For the past week, Democrat leaders have been mourning the loss of Iran’s number one general, Qassem Soleimani, who was killed in a U.S. airstrike outside of the Baghdad Airport in Iraq. Democrat Speaker of the House Nancy Pelosi is working with fellow Democrats to pass a new bill that would limit President Trump’s war powers over the killing of a man many consider to be one of the most dangerous terrorist leaders in the Middle East. Democrat Rep. Adam Schiff is calling for an investigation into the airstrike. Not one Democrat, however, is talking about the threat of a nuclear-armed Iran to the United States and the rest of the world. They’re certainly not mentioning how President Obama left office after spending eight years appeasing a nuclear Iran, essentially leaving the world less safe than when he took office.

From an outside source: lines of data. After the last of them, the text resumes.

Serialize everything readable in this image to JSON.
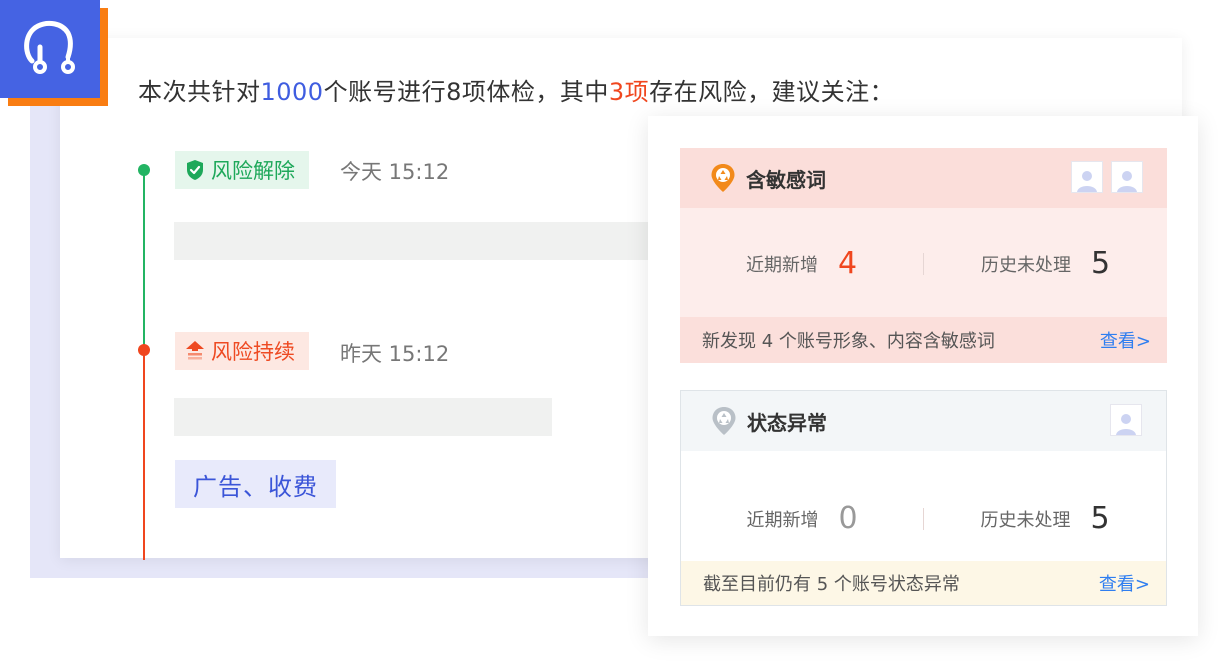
{
  "summary": {
    "prefix": "本次共针对",
    "accounts": "1000",
    "middle": "个账号进行8项体检，其中",
    "risk_count": "3项",
    "suffix": "存在风险，建议关注："
  },
  "timeline": [
    {
      "status": "风险解除",
      "time": "今天 15:12",
      "color": "#1ea85a"
    },
    {
      "status": "风险持续",
      "time": "昨天 15:12",
      "color": "#ee4a22"
    }
  ],
  "tag": {
    "label": "广告、收费"
  },
  "cards": [
    {
      "title": "含敏感词",
      "recent_label": "近期新增",
      "recent_value": "4",
      "history_label": "历史未处理",
      "history_value": "5",
      "footer_text": "新发现 4 个账号形象、内容含敏感词",
      "link": "查看>"
    },
    {
      "title": "状态异常",
      "recent_label": "近期新增",
      "recent_value": "0",
      "history_label": "历史未处理",
      "history_value": "5",
      "footer_text": "截至目前仍有 5 个账号状态异常",
      "link": "查看>"
    }
  ],
  "colors": {
    "brand_blue": "#4563e3",
    "brand_orange": "#f97d12",
    "risk_red": "#f0461e",
    "safe_green": "#23b463",
    "link_blue": "#2f7ef0"
  },
  "icons": {
    "logo": "stethoscope-icon",
    "resolved": "shield-check-icon",
    "continuing": "arrow-up-layers-icon",
    "card1": "hazard-pin-icon",
    "card2": "hazard-pin-grey-icon",
    "avatar": "user-avatar-icon"
  }
}
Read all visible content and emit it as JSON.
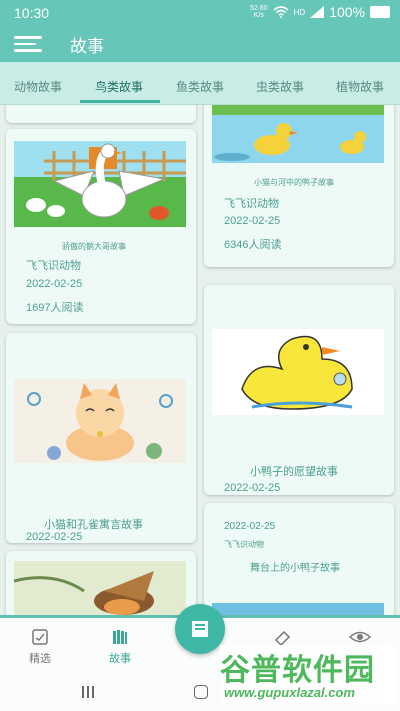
{
  "status_bar": {
    "time": "10:30",
    "net_speed_value": "52.60",
    "net_speed_unit": "K/s",
    "hd": "HD",
    "battery": "100%"
  },
  "app_bar": {
    "title": "故事"
  },
  "tabs": [
    {
      "label": "动物故事"
    },
    {
      "label": "鸟类故事"
    },
    {
      "label": "鱼类故事"
    },
    {
      "label": "虫类故事"
    },
    {
      "label": "植物故事"
    }
  ],
  "cards": {
    "goose": {
      "title": "骄傲的鹅大哥故事",
      "author": "飞飞识动物",
      "date": "2022-02-25",
      "reads": "1697人阅读"
    },
    "cat": {
      "title": "小猫和孔雀寓言故事",
      "date": "2022-02-25"
    },
    "duck_river": {
      "title": "小猫与河中的鸭子故事",
      "author": "飞飞识动物",
      "date": "2022-02-25",
      "reads": "6346人阅读"
    },
    "duck_wish": {
      "title": "小鸭子的愿望故事",
      "date": "2022-02-25"
    },
    "duck_stage": {
      "date": "2022-02-25",
      "author": "飞飞识动物",
      "title": "舞台上的小鸭子故事"
    }
  },
  "bottom_nav": [
    {
      "label": "精选",
      "icon": "featured-icon"
    },
    {
      "label": "故事",
      "icon": "books-icon"
    },
    {
      "label": "",
      "icon": "book-icon"
    },
    {
      "label": "",
      "icon": "eraser-icon"
    },
    {
      "label": "",
      "icon": "eye-icon"
    }
  ],
  "watermark": {
    "brand": "谷普软件园",
    "url": "www.gupuxlazal.com"
  },
  "colors": {
    "primary": "#66c6b8",
    "accent": "#3eb8a5",
    "tab_bg": "#c9ede6",
    "text_teal": "#4e9f92"
  }
}
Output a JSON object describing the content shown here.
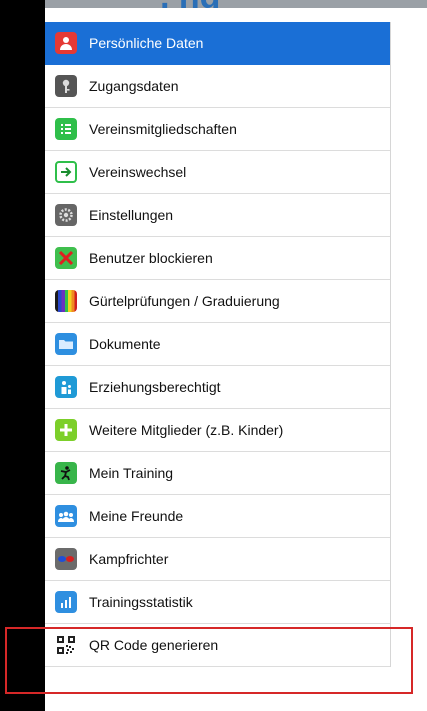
{
  "header": {
    "title_fragment": ", ng"
  },
  "menu": {
    "items": [
      {
        "label": "Persönliche Daten",
        "icon": "person-icon",
        "selected": true
      },
      {
        "label": "Zugangsdaten",
        "icon": "key-icon"
      },
      {
        "label": "Vereinsmitgliedschaften",
        "icon": "membership-list-icon"
      },
      {
        "label": "Vereinswechsel",
        "icon": "arrow-right-box-icon"
      },
      {
        "label": "Einstellungen",
        "icon": "gear-icon"
      },
      {
        "label": "Benutzer blockieren",
        "icon": "block-x-icon"
      },
      {
        "label": "Gürtelprüfungen / Graduierung",
        "icon": "belt-colors-icon"
      },
      {
        "label": "Dokumente",
        "icon": "folder-icon"
      },
      {
        "label": "Erziehungsberechtigt",
        "icon": "parent-child-icon"
      },
      {
        "label": "Weitere Mitglieder (z.B. Kinder)",
        "icon": "plus-icon"
      },
      {
        "label": "Mein Training",
        "icon": "training-figure-icon"
      },
      {
        "label": "Meine Freunde",
        "icon": "friends-icon"
      },
      {
        "label": "Kampfrichter",
        "icon": "referee-icon"
      },
      {
        "label": "Trainingsstatistik",
        "icon": "bar-chart-icon"
      },
      {
        "label": "QR Code generieren",
        "icon": "qr-code-icon"
      }
    ]
  },
  "colors": {
    "selected": "#1a6fd6",
    "highlight": "#d62828"
  }
}
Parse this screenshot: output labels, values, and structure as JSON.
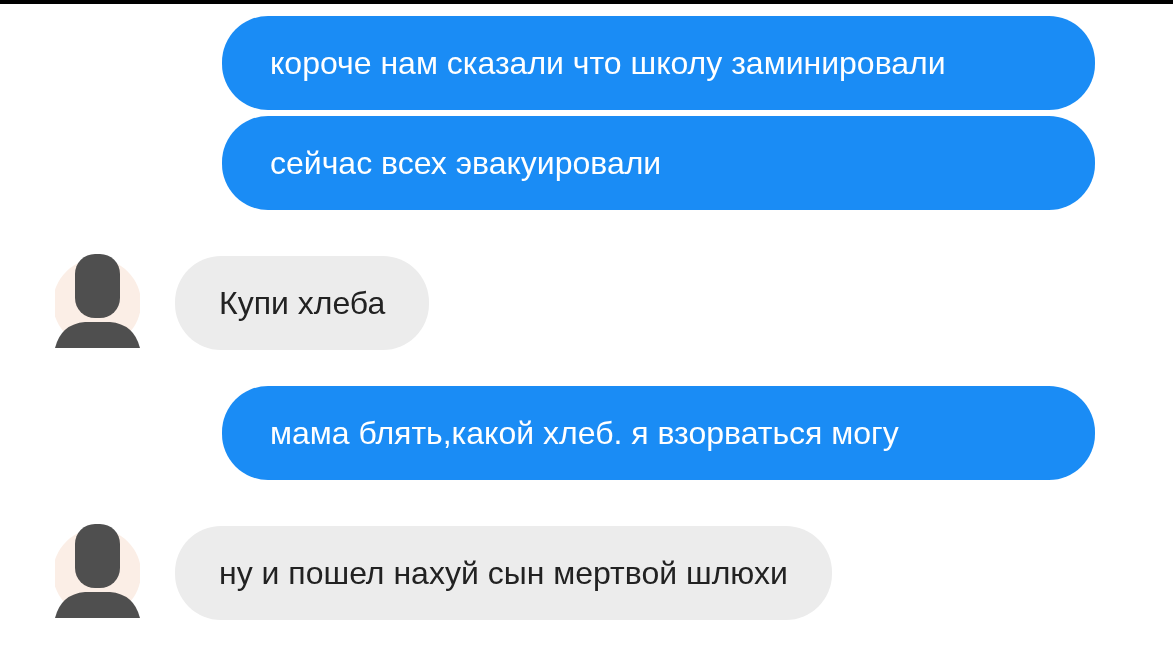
{
  "messages": [
    {
      "kind": "sent",
      "text": "короче нам сказали что школу заминировали"
    },
    {
      "kind": "sent",
      "text": "сейчас всех эвакуировали"
    },
    {
      "kind": "received",
      "text": "Купи хлеба"
    },
    {
      "kind": "sent",
      "text": "мама блять,какой хлеб. я взорваться могу"
    },
    {
      "kind": "received",
      "text": "ну и пошел нахуй сын мертвой шлюхи"
    }
  ]
}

With only 20 months left in his second term as president, Barack Obama admitted during an interview with PBS, that his weak nuclear negotiations with Iran would create a mess for future presidents. He warned that his nuclear agreement with Iran only delayed them from acquiring a nuclear weapon, which could happen immediately after his deal expired in 2028.
In April 2015, Fox News reported that President Obama admitted in a broadcast interview that his nuclear agreement with Iran only delays Tehran from eventually acquiring a weapon, which could come immediately after Year 13 of the agreement — leaving the problem for future presidents.
Obama made the comments about Tehran’s so-called “breakout time” in an interview with NPR News that aired Tuesday morning. The president was attempting to answer the charge that the deal framework agreed upon by the U.S., Iran, and five other nations last week fails to eliminate the risk of Iran getting a nuclear weapon because it allows Tehran to keep enriching uranium.
Obama said that Iran would be capped for a decade at 300 kilograms of uranium — not enough to convert to a stockpile of weapons-grade material.
“What is a more relevant fear would be that in Year 13, 14, 15, they have advanced centrifuges that enrich uranium fairly rapidly, and at that point, the breakout times would have shrunk almost down to zero,” Obama said.
The stark admission — after his energy secretary even claimed the deal was a “forever agreement” — came as the president seeks to quiet a growing chorus questioning whether the deal he and world leaders have negotiated merely delays the certainty of a nuclear-armed Iran. Obama has insisted confidently that Iran will not get a nuclear weapon on his watch, which ends in roughly 20 months, but has made no similar assurances about his successors.
Under the terms of the deal framework, Iran’s breakout time would be expanded from the present two to three months to at least a year. But that constraint would stay in place only for 10 years, at which point some restrictions would start phasing out.